Maxwell E Haubenstock, intern extraordinaire, is back at Quizlet. Max just graduated from Pine Crest School in Ft. Lauderdale, FL, and he will be attending MIT this fall. A versatile member of this summer's intern crew, Max contributes to Quizlet code and works on a number of business and marketing projects. Max, take it away....
Quizlet: If you could learn to do anything, what would you learn?
Max: There’s a lot of stuff I would love to learn how to do, but something that’s always been on the top of my list is to learn how to fly a plane. I love traveling and would love to be able to fly myself anywhere in the world.
Q: Who was my most memorable teacher and why?
M: My high school math teacher, Mr. Perschbacher. I had him for two years, my sophomore and senior years, and I learned so much from him. His classes taught you how to think and problem solve, and really made an impact on me.
Q: What’s the most interesting article, blog or book you’ve read recently?
M: I’m hoping to start Tension City by Jim Lehrer soon. It’s about Presidential debates and the politics behind them. It looks really interesting, and I don’t think there’s anybody more qualified than him on the subject, so I’m really looking forward to starting that.
Q: What was one thing you wish you could have changed about high school?
M: The college admissions process. It’s puts so much stress on you that it makes it hard to focus on your actual schoolwork, which in turn puts more stress on your college applications. It’s a vicious cycle.
Q: Why did you decide to work at Quizlet?
M: I’ve been a long time Quizlet user; I created my Quizlet account in the 7th grade, and I know how much Quizlet improved my experience in school. Being able to help out students the whole world over is a great opportunity, and not one I would ever pass up.
Q: What’s the most useful thing you’ve ever learned?

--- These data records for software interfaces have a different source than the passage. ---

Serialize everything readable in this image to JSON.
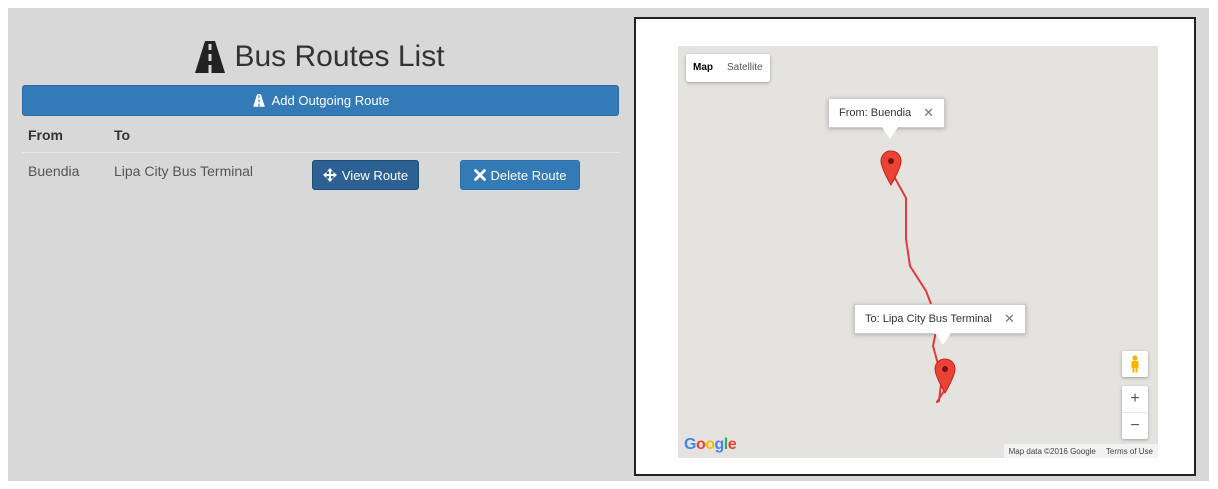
{
  "header": {
    "title": "Bus Routes List",
    "title_icon": "road-icon"
  },
  "actions": {
    "add_outgoing_label": "Add Outgoing Route"
  },
  "table": {
    "columns": [
      "From",
      "To"
    ],
    "rows": [
      {
        "from": "Buendia",
        "to": "Lipa City Bus Terminal",
        "view_label": "View Route",
        "delete_label": "Delete Route"
      }
    ]
  },
  "map": {
    "map_types": [
      "Map",
      "Satellite"
    ],
    "active_map_type": "Map",
    "origin_info": "From: Buendia",
    "destination_info": "To: Lipa City Bus Terminal",
    "logo": "Google",
    "attribution": "Map data ©2016 Google",
    "terms": "Terms of Use",
    "zoom_in": "+",
    "zoom_out": "−",
    "close_glyph": "✕"
  },
  "colors": {
    "primary": "#337ab7",
    "active": "#2e6193",
    "route": "#e3393a",
    "panel": "#d8d8d8"
  }
}
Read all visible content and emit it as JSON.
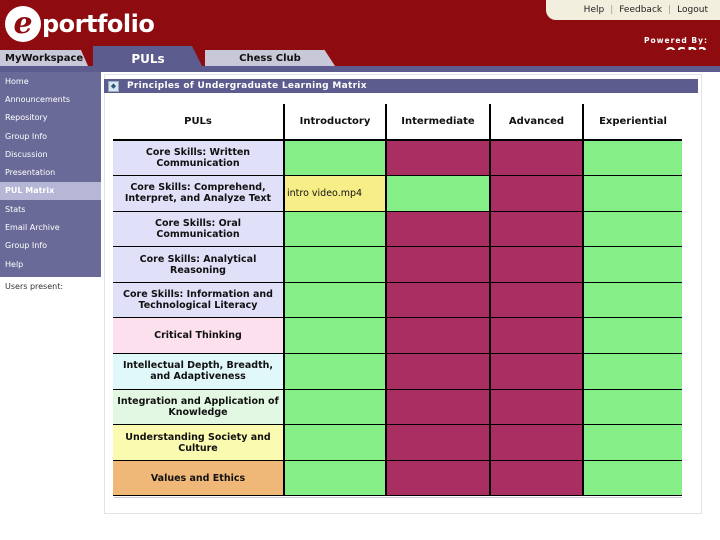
{
  "brand": {
    "logo_letter": "e",
    "logo_text": "portfolio",
    "powered_by": "Powered By:",
    "product": "OSP2",
    "header_color": "#8e0c10",
    "accent_color": "#5c5c8e"
  },
  "top_links": {
    "help": "Help",
    "feedback": "Feedback",
    "logout": "Logout"
  },
  "tabs": {
    "myworkspace": "MyWorkspace",
    "puls": "PULs",
    "chessclub": "Chess Club",
    "active": "PULs"
  },
  "sidebar": {
    "items": [
      {
        "label": "Home"
      },
      {
        "label": "Announcements"
      },
      {
        "label": "Repository"
      },
      {
        "label": "Group Info"
      },
      {
        "label": "Discussion"
      },
      {
        "label": "Presentation"
      },
      {
        "label": "PUL Matrix",
        "active": true
      },
      {
        "label": "Stats"
      },
      {
        "label": "Email Archive"
      },
      {
        "label": "Group Info"
      },
      {
        "label": "Help"
      }
    ],
    "users_present": "Users present:"
  },
  "panel": {
    "title": "Principles of Undergraduate Learning Matrix"
  },
  "matrix": {
    "columns": {
      "puls": "PULs",
      "introductory": "Introductory",
      "intermediate": "Intermediate",
      "advanced": "Advanced",
      "experiential": "Experiential"
    },
    "status_colors": {
      "green": "#86ee86",
      "maroon": "#a92e62",
      "yellow": "#f7ee88"
    },
    "rows": [
      {
        "label": "Core Skills: Written Communication",
        "color": "#e0e0f8",
        "cells": [
          {
            "status": "green"
          },
          {
            "status": "maroon"
          },
          {
            "status": "maroon"
          },
          {
            "status": "green"
          }
        ]
      },
      {
        "label": "Core Skills: Comprehend, Interpret, and Analyze Text",
        "color": "#e0e0f8",
        "cells": [
          {
            "status": "yellow",
            "text": "intro video.mp4"
          },
          {
            "status": "green"
          },
          {
            "status": "maroon"
          },
          {
            "status": "green"
          }
        ]
      },
      {
        "label": "Core Skills: Oral Communication",
        "color": "#e0e0f8",
        "cells": [
          {
            "status": "green"
          },
          {
            "status": "maroon"
          },
          {
            "status": "maroon"
          },
          {
            "status": "green"
          }
        ]
      },
      {
        "label": "Core Skills: Analytical Reasoning",
        "color": "#e0e0f8",
        "cells": [
          {
            "status": "green"
          },
          {
            "status": "maroon"
          },
          {
            "status": "maroon"
          },
          {
            "status": "green"
          }
        ]
      },
      {
        "label": "Core Skills: Information and Technological Literacy",
        "color": "#e0e0f8",
        "cells": [
          {
            "status": "green"
          },
          {
            "status": "maroon"
          },
          {
            "status": "maroon"
          },
          {
            "status": "green"
          }
        ]
      },
      {
        "label": "Critical Thinking",
        "color": "#fde0ee",
        "cells": [
          {
            "status": "green"
          },
          {
            "status": "maroon"
          },
          {
            "status": "maroon"
          },
          {
            "status": "green"
          }
        ]
      },
      {
        "label": "Intellectual Depth, Breadth, and Adaptiveness",
        "color": "#e0f8fa",
        "cells": [
          {
            "status": "green"
          },
          {
            "status": "maroon"
          },
          {
            "status": "maroon"
          },
          {
            "status": "green"
          }
        ]
      },
      {
        "label": "Integration and Application of Knowledge",
        "color": "#e2f8e2",
        "cells": [
          {
            "status": "green"
          },
          {
            "status": "maroon"
          },
          {
            "status": "maroon"
          },
          {
            "status": "green"
          }
        ]
      },
      {
        "label": "Understanding Society and Culture",
        "color": "#fafab0",
        "cells": [
          {
            "status": "green"
          },
          {
            "status": "maroon"
          },
          {
            "status": "maroon"
          },
          {
            "status": "green"
          }
        ]
      },
      {
        "label": "Values and Ethics",
        "color": "#f0b878",
        "cells": [
          {
            "status": "green"
          },
          {
            "status": "maroon"
          },
          {
            "status": "maroon"
          },
          {
            "status": "green"
          }
        ]
      }
    ]
  }
}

M: Always be persistent, but never forget that “Insanity is repeating the same mistakes and expecting different results.” Don’t give up after one try, but think about what didn’t work, and what you can do to improve the next time. That quote is attributed to, among others, Ben Franklin and Albert Einstein.